  • Remember that coaching is a partnership, so be assertive about talking with the coach about any concerns.

Within the partnership, what does the coach do? The individual?

The Coach:

  • Provides objective assessment and observations that foster the individual's or team’s self-awareness and awareness of others

  • Listens

    closely to fully understand the individual's or team's circumstances

  • Acts as a sounding board in exploring possibilities and implementing thoughtful planning and

    decision making

  • Champions opportunities and potential, encouraging stretch and challenge commensurate with personal strengths and aspirations

  • Fosters shifts in thinking that reveal fresh perspectives

  • Challenges blind spots to illuminate new possibilities and support the creation of alternative scenarios

  • Maintains professional boundaries in the coaching relationship, including confidentiality, and adheres to the coaching profession's code of ethics.

The Individual:

  • Creates the coaching agenda based on personally meaningful coaching goals

  • Uses assessment and observations to enhance self-awareness and awareness of others

  • Envisions personal and/or organizational success

  • Assumes full responsibility for personal decisions and actions

  • Utilizes the coaching process to promote possibility thinking and fresh perspectives

  • Takes courageous action in alignment with personal goals and aspirations

  • Engages big-picture thinking and problem-solving skills

     

What does life coaching ask of an individual?

To be successful, life coaching asks certain things, all of which begin with setting intentions. Additionally, clients should:

  • Focus on self awareness

  • Observe the behaviors and communications of others.

  • Listen to one's intuition, assumptions, judgments, and to the way one sounds when one speaks

  • Challenge existing attitudes, beliefs and behaviors and develop new ones that serve one's goals in a superior way

  • Leverage personal strengths and overcome limitations to develop a winning style

  • Take decisive actions, and in spite of personal insecurities, to reach for the achieving far more than they thought possible

  • Show compassion for one's self while learning new behaviors and experiencing setbacks, and to show that compassion for others as they do the same

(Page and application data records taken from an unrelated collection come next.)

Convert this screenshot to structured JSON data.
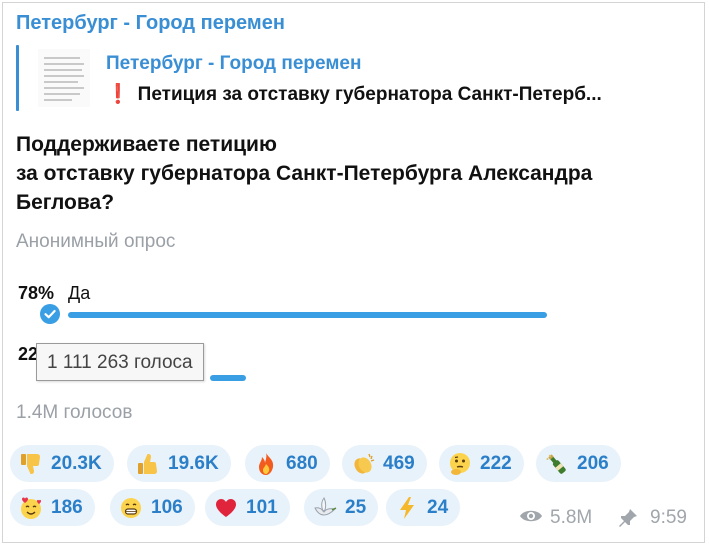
{
  "channel_name": "Петербург - Город перемен",
  "reply": {
    "title": "Петербург - Город перемен",
    "text": "Петиция за отставку губернатора Санкт-Петерб...",
    "excl": "❗"
  },
  "poll": {
    "question_lines": [
      "Поддерживаете петицию",
      "за отставку губернатора Санкт-Петербурга Александра",
      "Беглова?"
    ],
    "type_label": "Анонимный опрос",
    "options": [
      {
        "percent": "78%",
        "label": "Да",
        "share": 0.78,
        "selected": true
      },
      {
        "percent": "22",
        "label": "",
        "share": 0.22,
        "selected": false
      }
    ],
    "tooltip": "1 111 263 голоса",
    "total": "1.4M голосов",
    "accent": "#3a9ee4"
  },
  "reactions": [
    {
      "icon": "thumbs-down-icon",
      "count": "20.3K"
    },
    {
      "icon": "thumbs-up-icon",
      "count": "19.6K"
    },
    {
      "icon": "fire-icon",
      "count": "680"
    },
    {
      "icon": "clapping-hands-icon",
      "count": "469"
    },
    {
      "icon": "thinking-face-icon",
      "count": "222"
    },
    {
      "icon": "champagne-icon",
      "count": "206"
    },
    {
      "icon": "smiling-face-with-hearts-icon",
      "count": "186"
    },
    {
      "icon": "grinning-face-icon",
      "count": "106"
    },
    {
      "icon": "red-heart-icon",
      "count": "101"
    },
    {
      "icon": "dove-icon",
      "count": "25"
    },
    {
      "icon": "lightning-icon",
      "count": "24"
    }
  ],
  "meta": {
    "views": "5.8M",
    "time": "9:59"
  }
}
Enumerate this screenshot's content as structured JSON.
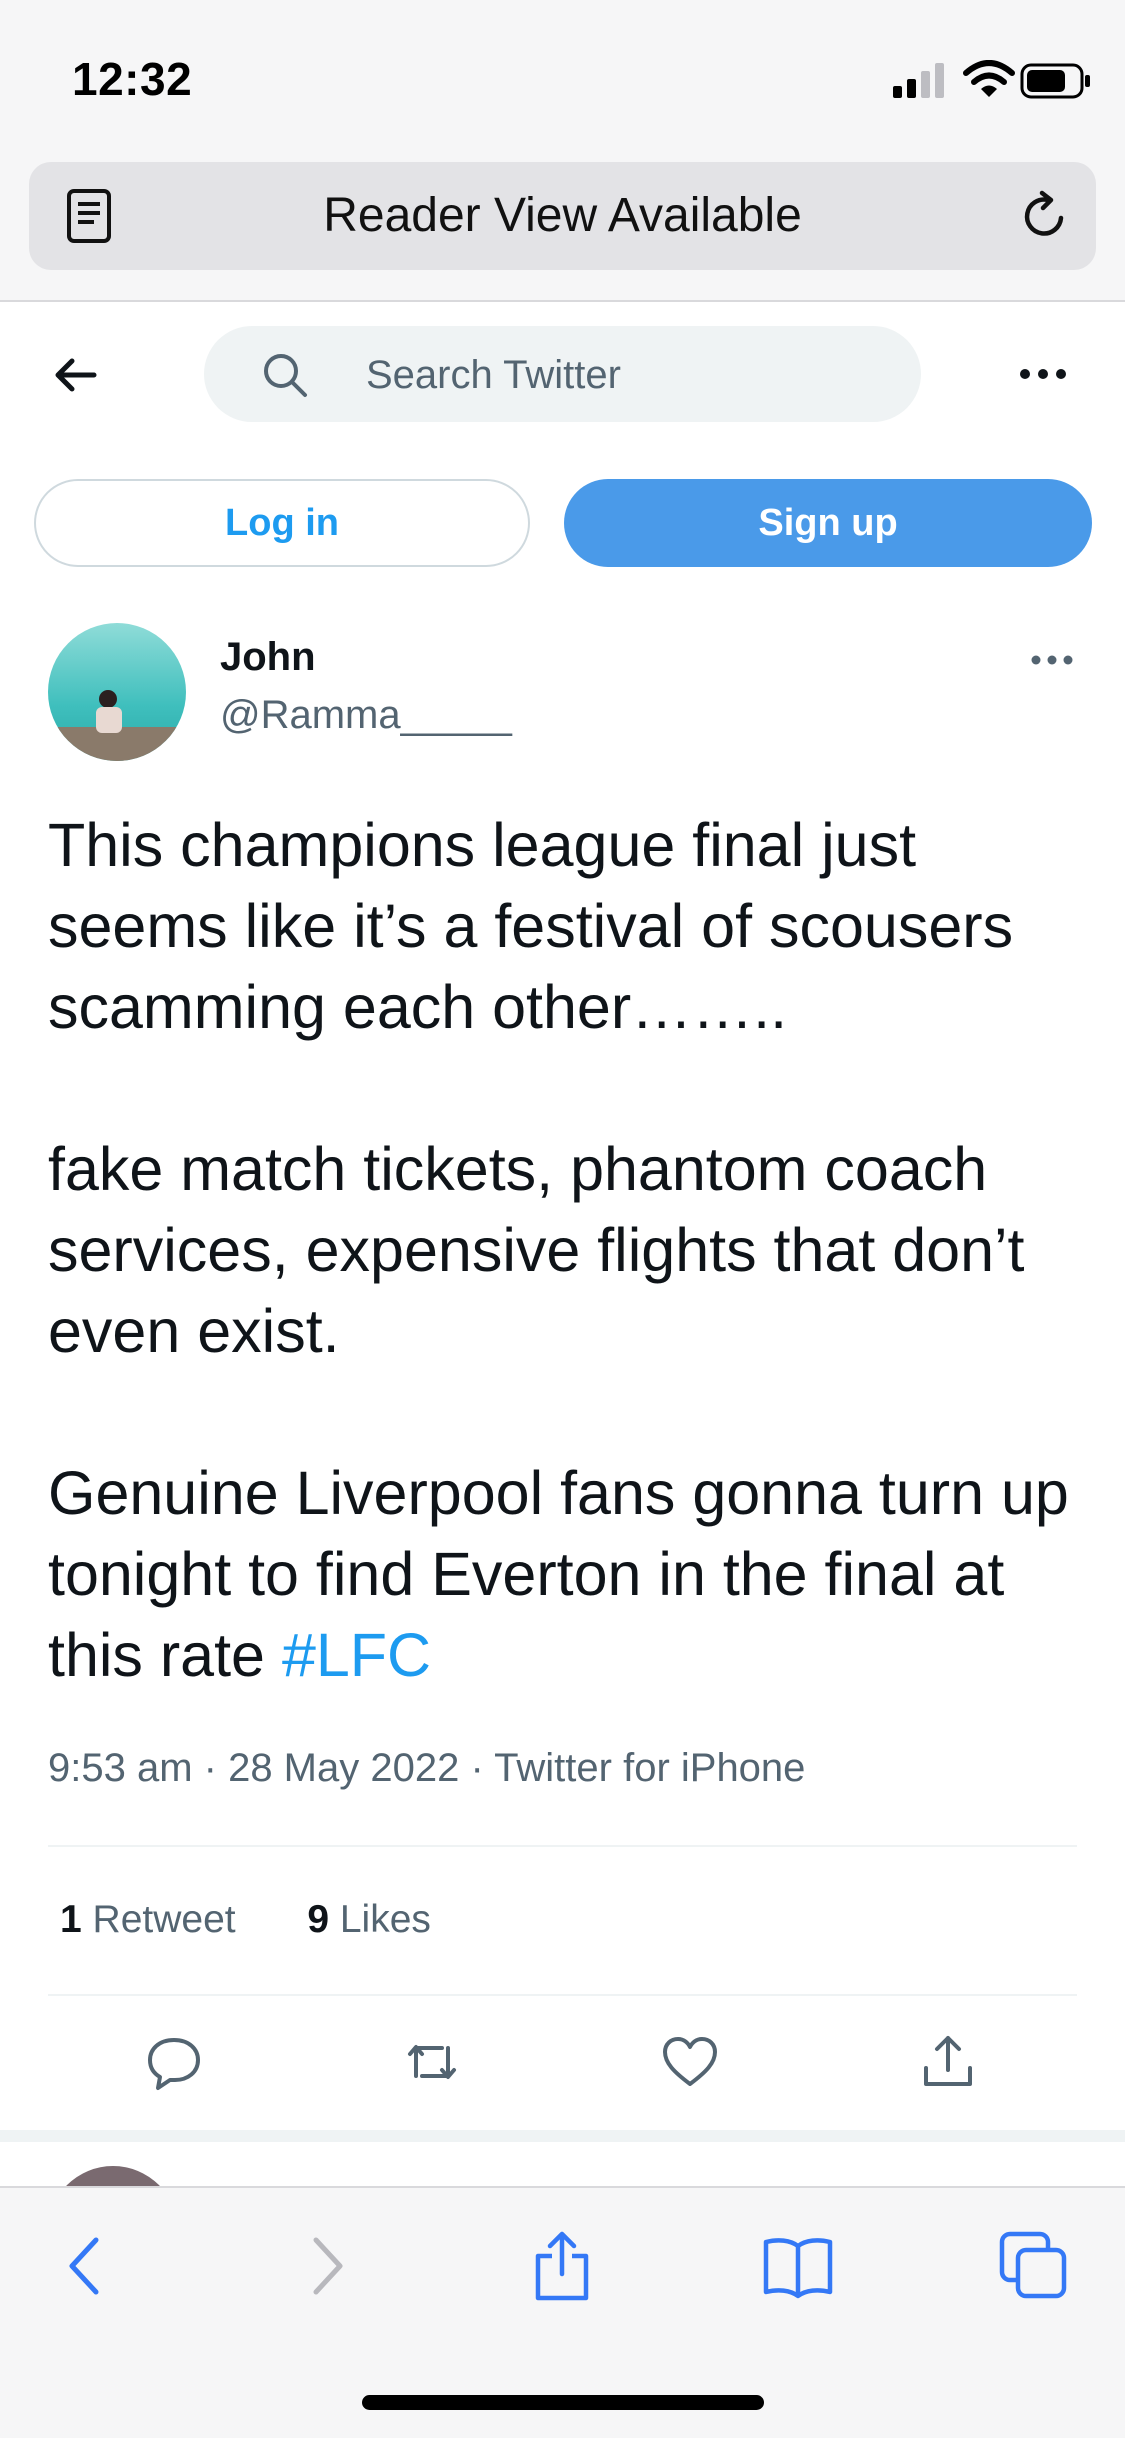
{
  "status_bar": {
    "time": "12:32"
  },
  "browser": {
    "reader_title": "Reader View Available"
  },
  "header": {
    "search_placeholder": "Search Twitter"
  },
  "auth": {
    "login_label": "Log in",
    "signup_label": "Sign up"
  },
  "tweet": {
    "display_name": "John",
    "handle": "@Ramma_____",
    "text_para1": "This champions league final just seems like it’s a festival of scousers scamming each other……..",
    "text_para2": "fake match tickets, phantom coach services, expensive flights that don’t even exist.",
    "text_para3": "Genuine Liverpool fans gonna turn up tonight to find Everton in the final at this rate ",
    "hashtag": "#LFC",
    "timestamp": "9:53 am · 28 May 2022 · Twitter for iPhone",
    "retweets_count": "1",
    "retweets_label": "Retweet",
    "likes_count": "9",
    "likes_label": "Likes"
  },
  "colors": {
    "accent": "#1d9bf0",
    "signup_bg": "#4a9ae9",
    "safari_icon": "#3478f6"
  },
  "icons": [
    "reader-icon",
    "reload-icon",
    "back-arrow-icon",
    "search-icon",
    "more-icon",
    "reply-icon",
    "retweet-icon",
    "like-icon",
    "share-icon",
    "safari-back-icon",
    "safari-forward-icon",
    "safari-share-icon",
    "bookmarks-icon",
    "tabs-icon"
  ]
}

  • Commit to not take one's self so seriously, using humor to lighten and brighten any situation

  • Maintain composure in the face of disappointment and unmet expectations, avoiding emotional reactivity

  • Have the courage to reach for more than before while engaging in continual self-examination without fear

How can the success of the life coaching process be measured?

Measurement may be thought of in two distinct ways: external indicators of performance and internal indicators of success. Ideally, both are incorporated.

Examples of external measures include achievement of coaching goals established at the outset of the coaching relationship, increased income/revenue, obtaining a new job or promotion, performance feedback that is obtained from a sample of the individual's constituents (e.g., direct reports, colleagues, customers, boss, the manager him/herself), personal and/or business performance data (e.g., productivity, efficiency measures).

Examples of internal measures include self-scoring/self-validating assessments that can be administered initially and at regular intervals in the coaching process, changes in the individual's self-awareness and awareness of others, shifts in thinking that create more effective actions, and shifts in one's emotional state that inspire confidence.

FAQ’s March 10, 2016